| WHAT YOU NEED TO DO |
The entries below are to be restated exactly, and their images are to be omitted.

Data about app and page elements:
----------------------------------------
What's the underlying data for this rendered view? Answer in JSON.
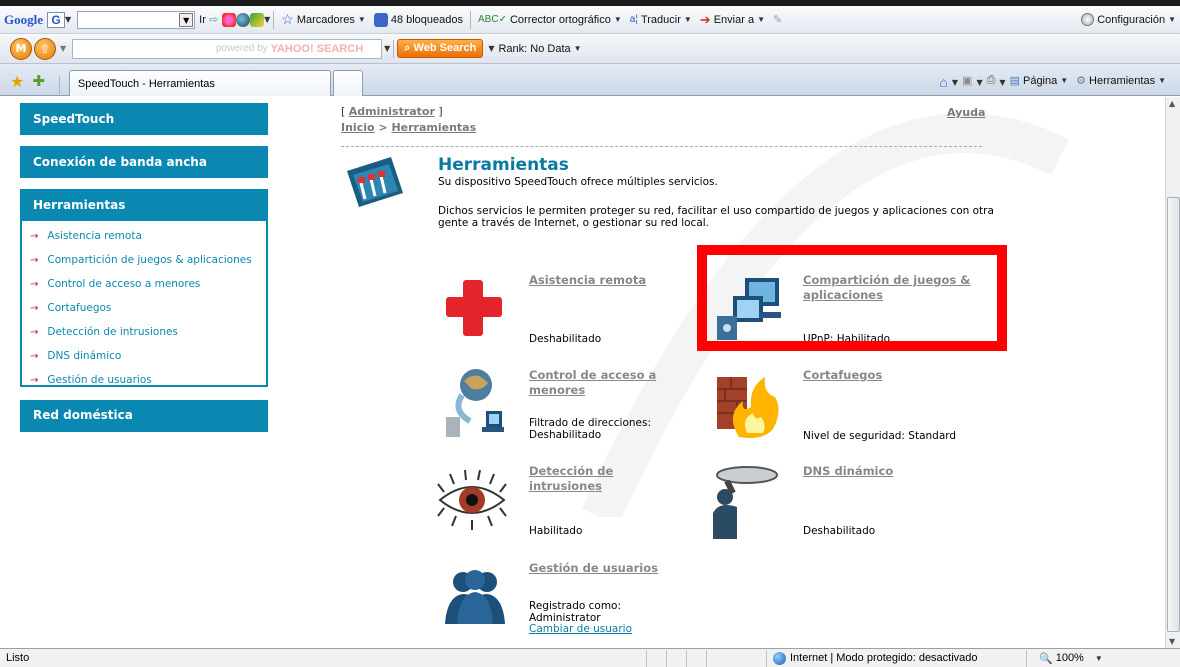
{
  "toolbar1": {
    "google_label": "Google",
    "go_label": "Ir",
    "bookmarks_label": "Marcadores",
    "blocked_label": "48 bloqueados",
    "spellcheck_label": "Corrector ortográfico",
    "translate_label": "Traducir",
    "send_label": "Enviar a",
    "settings_label": "Configuración"
  },
  "toolbar2": {
    "search_placeholder": "powered by",
    "yahoo_label": "YAHOO! SEARCH",
    "web_search_label": "Web Search",
    "rank_label": "Rank: No Data"
  },
  "tabbar": {
    "tab_title": "SpeedTouch - Herramientas",
    "page_label": "Página",
    "tools_label": "Herramientas"
  },
  "sidebar": {
    "speedtouch": "SpeedTouch",
    "broadband": "Conexión de banda ancha",
    "tools_header": "Herramientas",
    "items": [
      "Asistencia remota",
      "Compartición de juegos & aplicaciones",
      "Control de acceso a menores",
      "Cortafuegos",
      "Detección de intrusiones",
      "DNS dinámico",
      "Gestión de usuarios"
    ],
    "home_network": "Red doméstica"
  },
  "header": {
    "user_link": "Administrator",
    "help_link": "Ayuda",
    "breadcrumb_home": "Inicio",
    "breadcrumb_sep": " > ",
    "breadcrumb_current": "Herramientas"
  },
  "intro": {
    "title": "Herramientas",
    "subtitle": "Su dispositivo SpeedTouch ofrece múltiples servicios.",
    "description": "Dichos servicios le permiten proteger su red, facilitar el uso compartido de juegos y aplicaciones con otra gente a través de Internet, o gestionar su red local."
  },
  "services": {
    "remote": {
      "title": "Asistencia remota",
      "status": "Deshabilitado"
    },
    "gaming": {
      "title": "Compartición de juegos & aplicaciones",
      "status": "UPnP: Habilitado"
    },
    "parental": {
      "title": "Control de acceso a menores",
      "status": "Filtrado de direcciones: Deshabilitado"
    },
    "firewall": {
      "title": "Cortafuegos",
      "status": "Nivel de seguridad: Standard"
    },
    "intrusion": {
      "title": "Detección de intrusiones",
      "status": "Habilitado"
    },
    "dyndns": {
      "title": "DNS dinámico",
      "status": "Deshabilitado"
    },
    "users": {
      "title": "Gestión de usuarios",
      "status": "Registrado como: Administrator",
      "change_link": "Cambiar de usuario"
    }
  },
  "statusbar": {
    "ready": "Listo",
    "zone": "Internet | Modo protegido: desactivado",
    "zoom": "100%"
  }
}
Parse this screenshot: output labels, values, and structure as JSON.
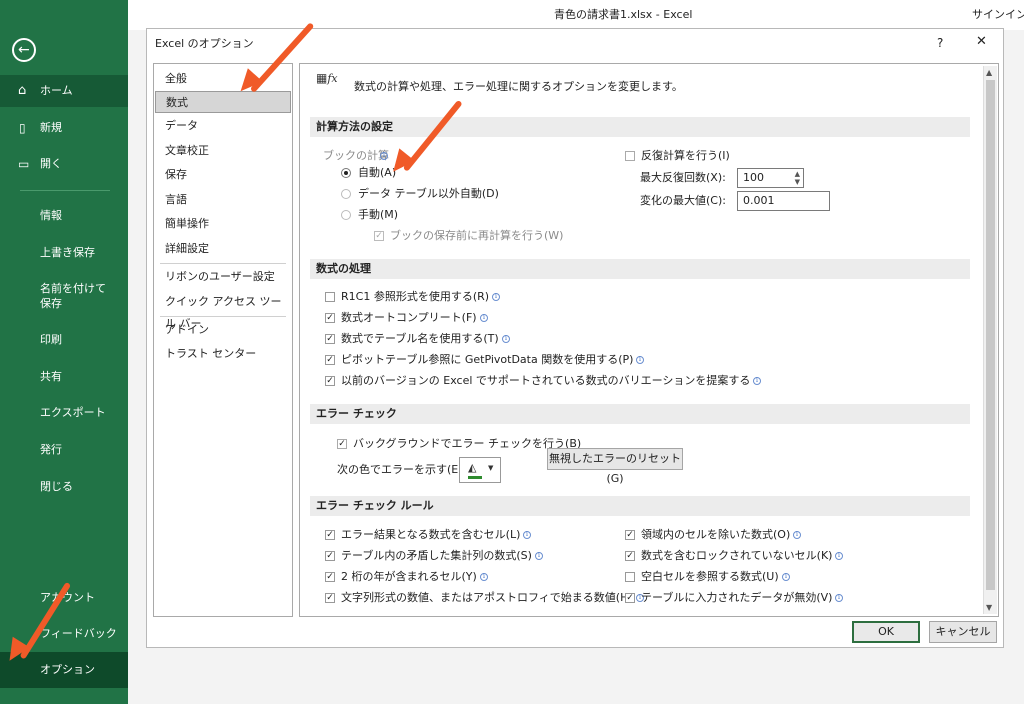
{
  "app": {
    "title": "青色の請求書1.xlsx - Excel",
    "signin": "サインイン"
  },
  "backstage": {
    "back_label": "",
    "items": [
      {
        "label": "ホーム"
      },
      {
        "label": "新規"
      },
      {
        "label": "開く"
      },
      {
        "label": "情報"
      },
      {
        "label": "上書き保存"
      },
      {
        "label": "名前を付けて保存"
      },
      {
        "label": "印刷"
      },
      {
        "label": "共有"
      },
      {
        "label": "エクスポート"
      },
      {
        "label": "発行"
      },
      {
        "label": "閉じる"
      },
      {
        "label": "アカウント"
      },
      {
        "label": "フィードバック"
      },
      {
        "label": "オプション"
      }
    ]
  },
  "dialog": {
    "title": "Excel のオプション",
    "help": "?",
    "close": "✕",
    "nav": [
      {
        "label": "全般"
      },
      {
        "label": "数式"
      },
      {
        "label": "データ"
      },
      {
        "label": "文章校正"
      },
      {
        "label": "保存"
      },
      {
        "label": "言語"
      },
      {
        "label": "簡単操作"
      },
      {
        "label": "詳細設定"
      },
      {
        "label": "リボンのユーザー設定"
      },
      {
        "label": "クイック アクセス ツール バー"
      },
      {
        "label": "アドイン"
      },
      {
        "label": "トラスト センター"
      }
    ],
    "header_text": "数式の計算や処理、エラー処理に関するオプションを変更します。",
    "calc": {
      "heading": "計算方法の設定",
      "workbook_label": "ブックの計算",
      "auto": "自動(A)",
      "auto_except": "データ テーブル以外自動(D)",
      "manual": "手動(M)",
      "recalc_save": "ブックの保存前に再計算を行う(W)",
      "iterative": "反復計算を行う(I)",
      "max_iter_label": "最大反復回数(X):",
      "max_iter_value": "100",
      "max_change_label": "変化の最大値(C):",
      "max_change_value": "0.001"
    },
    "formulas": {
      "heading": "数式の処理",
      "items": [
        {
          "label": "R1C1 参照形式を使用する(R)",
          "checked": false
        },
        {
          "label": "数式オートコンプリート(F)",
          "checked": true
        },
        {
          "label": "数式でテーブル名を使用する(T)",
          "checked": true
        },
        {
          "label": "ピボットテーブル参照に GetPivotData 関数を使用する(P)",
          "checked": true
        },
        {
          "label": "以前のバージョンの Excel でサポートされている数式のバリエーションを提案する",
          "checked": true
        }
      ]
    },
    "error_check": {
      "heading": "エラー チェック",
      "background": "バックグラウンドでエラー チェックを行う(B)",
      "color_label": "次の色でエラーを示す(E):",
      "reset_button": "無視したエラーのリセット(G)"
    },
    "rules": {
      "heading": "エラー チェック ルール",
      "left": [
        {
          "label": "エラー結果となる数式を含むセル(L)",
          "checked": true
        },
        {
          "label": "テーブル内の矛盾した集計列の数式(S)",
          "checked": true
        },
        {
          "label": "2 桁の年が含まれるセル(Y)",
          "checked": true
        },
        {
          "label": "文字列形式の数値、またはアポストロフィで始まる数値(H)",
          "checked": true
        }
      ],
      "right": [
        {
          "label": "領域内のセルを除いた数式(O)",
          "checked": true
        },
        {
          "label": "数式を含むロックされていないセル(K)",
          "checked": true
        },
        {
          "label": "空白セルを参照する数式(U)",
          "checked": false
        },
        {
          "label": "テーブルに入力されたデータが無効(V)",
          "checked": true
        }
      ]
    },
    "ok": "OK",
    "cancel": "キャンセル"
  },
  "colors": {
    "backstage": "#217346",
    "arrow": "#f05a28",
    "error_indicator": "#2e8b2e"
  }
}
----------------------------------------
| RESULT FOR THIS TASK |
What's the underlying data for this rendered view? Answer in JSON.
{
  "toolbar1": {
    "google_label": "Google",
    "go_label": "Ir",
    "bookmarks_label": "Marcadores",
    "blocked_label": "48 bloqueados",
    "spellcheck_label": "Corrector ortográfico",
    "translate_label": "Traducir",
    "send_label": "Enviar a",
    "settings_label": "Configuración"
  },
  "toolbar2": {
    "search_placeholder": "powered by",
    "yahoo_label": "YAHOO! SEARCH",
    "web_search_label": "Web Search",
    "rank_label": "Rank: No Data"
  },
  "tabbar": {
    "tab_title": "SpeedTouch - Herramientas",
    "page_label": "Página",
    "tools_label": "Herramientas"
  },
  "sidebar": {
    "speedtouch": "SpeedTouch",
    "broadband": "Conexión de banda ancha",
    "tools_header": "Herramientas",
    "items": [
      "Asistencia remota",
      "Compartición de juegos & aplicaciones",
      "Control de acceso a menores",
      "Cortafuegos",
      "Detección de intrusiones",
      "DNS dinámico",
      "Gestión de usuarios"
    ],
    "home_network": "Red doméstica"
  },
  "header": {
    "user_link": "Administrator",
    "help_link": "Ayuda",
    "breadcrumb_home": "Inicio",
    "breadcrumb_sep": " > ",
    "breadcrumb_current": "Herramientas"
  },
  "intro": {
    "title": "Herramientas",
    "subtitle": "Su dispositivo SpeedTouch ofrece múltiples servicios.",
    "description": "Dichos servicios le permiten proteger su red, facilitar el uso compartido de juegos y aplicaciones con otra gente a través de Internet, o gestionar su red local."
  },
  "services": {
    "remote": {
      "title": "Asistencia remota",
      "status": "Deshabilitado"
    },
    "gaming": {
      "title": "Compartición de juegos & aplicaciones",
      "status": "UPnP: Habilitado"
    },
    "parental": {
      "title": "Control de acceso a menores",
      "status": "Filtrado de direcciones: Deshabilitado"
    },
    "firewall": {
      "title": "Cortafuegos",
      "status": "Nivel de seguridad: Standard"
    },
    "intrusion": {
      "title": "Detección de intrusiones",
      "status": "Habilitado"
    },
    "dyndns": {
      "title": "DNS dinámico",
      "status": "Deshabilitado"
    },
    "users": {
      "title": "Gestión de usuarios",
      "status": "Registrado como: Administrator",
      "change_link": "Cambiar de usuario"
    }
  },
  "statusbar": {
    "ready": "Listo",
    "zone": "Internet | Modo protegido: desactivado",
    "zoom": "100%"
  }
}
Parse this screenshot: output labels, values, and structure as JSON.
{
  "app": {
    "title": "青色の請求書1.xlsx - Excel",
    "signin": "サインイン"
  },
  "backstage": {
    "back_label": "",
    "items": [
      {
        "label": "ホーム"
      },
      {
        "label": "新規"
      },
      {
        "label": "開く"
      },
      {
        "label": "情報"
      },
      {
        "label": "上書き保存"
      },
      {
        "label": "名前を付けて保存"
      },
      {
        "label": "印刷"
      },
      {
        "label": "共有"
      },
      {
        "label": "エクスポート"
      },
      {
        "label": "発行"
      },
      {
        "label": "閉じる"
      },
      {
        "label": "アカウント"
      },
      {
        "label": "フィードバック"
      },
      {
        "label": "オプション"
      }
    ]
  },
  "dialog": {
    "title": "Excel のオプション",
    "help": "?",
    "close": "✕",
    "nav": [
      {
        "label": "全般"
      },
      {
        "label": "数式"
      },
      {
        "label": "データ"
      },
      {
        "label": "文章校正"
      },
      {
        "label": "保存"
      },
      {
        "label": "言語"
      },
      {
        "label": "簡単操作"
      },
      {
        "label": "詳細設定"
      },
      {
        "label": "リボンのユーザー設定"
      },
      {
        "label": "クイック アクセス ツール バー"
      },
      {
        "label": "アドイン"
      },
      {
        "label": "トラスト センター"
      }
    ],
    "header_text": "数式の計算や処理、エラー処理に関するオプションを変更します。",
    "calc": {
      "heading": "計算方法の設定",
      "workbook_label": "ブックの計算",
      "auto": "自動(A)",
      "auto_except": "データ テーブル以外自動(D)",
      "manual": "手動(M)",
      "recalc_save": "ブックの保存前に再計算を行う(W)",
      "iterative": "反復計算を行う(I)",
      "max_iter_label": "最大反復回数(X):",
      "max_iter_value": "100",
      "max_change_label": "変化の最大値(C):",
      "max_change_value": "0.001"
    },
    "formulas": {
      "heading": "数式の処理",
      "items": [
        {
          "label": "R1C1 参照形式を使用する(R)",
          "checked": false
        },
        {
          "label": "数式オートコンプリート(F)",
          "checked": true
        },
        {
          "label": "数式でテーブル名を使用する(T)",
          "checked": true
        },
        {
          "label": "ピボットテーブル参照に GetPivotData 関数を使用する(P)",
          "checked": true
        },
        {
          "label": "以前のバージョンの Excel でサポートされている数式のバリエーションを提案する",
          "checked": true
        }
      ]
    },
    "error_check": {
      "heading": "エラー チェック",
      "background": "バックグラウンドでエラー チェックを行う(B)",
      "color_label": "次の色でエラーを示す(E):",
      "reset_button": "無視したエラーのリセット(G)"
    },
    "rules": {
      "heading": "エラー チェック ルール",
      "left": [
        {
          "label": "エラー結果となる数式を含むセル(L)",
          "checked": true
        },
        {
          "label": "テーブル内の矛盾した集計列の数式(S)",
          "checked": true
        },
        {
          "label": "2 桁の年が含まれるセル(Y)",
          "checked": true
        },
        {
          "label": "文字列形式の数値、またはアポストロフィで始まる数値(H)",
          "checked": true
        }
      ],
      "right": [
        {
          "label": "領域内のセルを除いた数式(O)",
          "checked": true
        },
        {
          "label": "数式を含むロックされていないセル(K)",
          "checked": true
        },
        {
          "label": "空白セルを参照する数式(U)",
          "checked": false
        },
        {
          "label": "テーブルに入力されたデータが無効(V)",
          "checked": true
        }
      ]
    },
    "ok": "OK",
    "cancel": "キャンセル"
  },
  "colors": {
    "backstage": "#217346",
    "arrow": "#f05a28",
    "error_indicator": "#2e8b2e"
  }
}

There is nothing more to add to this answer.